"We have a culture of early mobilization in the Medical Surgical Intensive Care Unit (MSICU)," says Vincent Lo, Physiotherapist, MSICU. "I know that patients in intensive care at TGH have been walking on the unit since the eighties."
Practice, it seems, makes perfect as the unit's two physiotherapists, Vincent and Nathalie Côté, are still getting the patients up and about as early as the day following their surgery or admittance into the unit.
While the tradition has been continuing for decades now, the practice is anything but dated. Patients are now using treadmills and even using Nintendo Wii's Fit and Sport games to ward off deconditioning and improve recovery. Even patients who cannot support themselves are connected to a standing sling hovering over the treadmill that partially supports their weight while allowing them to move and use their muscles.
"But it's important to realize that this is not just a physiotherapist initiative," says Nathalie. "This is reinforced by the whole staff. Nurses often take patients for walks and get them moving without us there, leaving more complicated cases for Vince and I."
The complicated cases involve managing the multiple lines common in ICU patients. Nathalie and Vincent will get patients up and walking even if they are still vented by an endotracheal tube (ET tube or breathing tube).
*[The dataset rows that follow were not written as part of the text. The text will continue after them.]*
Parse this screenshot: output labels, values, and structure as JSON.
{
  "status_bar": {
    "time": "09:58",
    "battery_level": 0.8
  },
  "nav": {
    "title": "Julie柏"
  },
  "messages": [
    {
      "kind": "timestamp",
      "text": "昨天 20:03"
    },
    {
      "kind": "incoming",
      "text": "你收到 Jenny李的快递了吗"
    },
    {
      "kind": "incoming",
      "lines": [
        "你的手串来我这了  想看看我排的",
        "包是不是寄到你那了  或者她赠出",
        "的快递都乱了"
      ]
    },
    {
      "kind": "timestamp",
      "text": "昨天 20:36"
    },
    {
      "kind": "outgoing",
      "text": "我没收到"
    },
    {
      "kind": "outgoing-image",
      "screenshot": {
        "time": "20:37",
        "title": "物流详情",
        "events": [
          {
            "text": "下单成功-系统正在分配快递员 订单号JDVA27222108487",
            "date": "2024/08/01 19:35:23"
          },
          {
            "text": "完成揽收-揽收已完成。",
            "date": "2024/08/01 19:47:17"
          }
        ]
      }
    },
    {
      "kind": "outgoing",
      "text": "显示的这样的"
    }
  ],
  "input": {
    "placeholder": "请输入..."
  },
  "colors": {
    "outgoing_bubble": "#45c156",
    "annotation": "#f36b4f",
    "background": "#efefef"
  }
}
Nathalie explains that seeing patients walking with an ET tube is "such a shock to the groups that shadow us. It's a more flimsy tube that can easily come out but it is definitely possible to ambulate a patient who is using one. And it means that we don't have to wait for them to be trached before we can start mobilizing."
And there are a lot of shadows – people from care centres around the GTA and as far as Brazil and Singapore have come to learn about our MSICU's mobilization techniques.
There are a lot of benefits to be reaped by getting patients up and moving – length of stay can be shortened, patients may be liberated from devices sooner, they also interact more with staff and family while they are in hospital, (such as ventilators), but perhaps most importantly, they may be able to get home sooner and in better shape to resume their daily lives outside of the hospital.
"Once patients are feeling healthy, they look better, they feel better and they show decreased delirium and confusion because they're oriented. It impacts on all levels, not just the physical," says Vincent.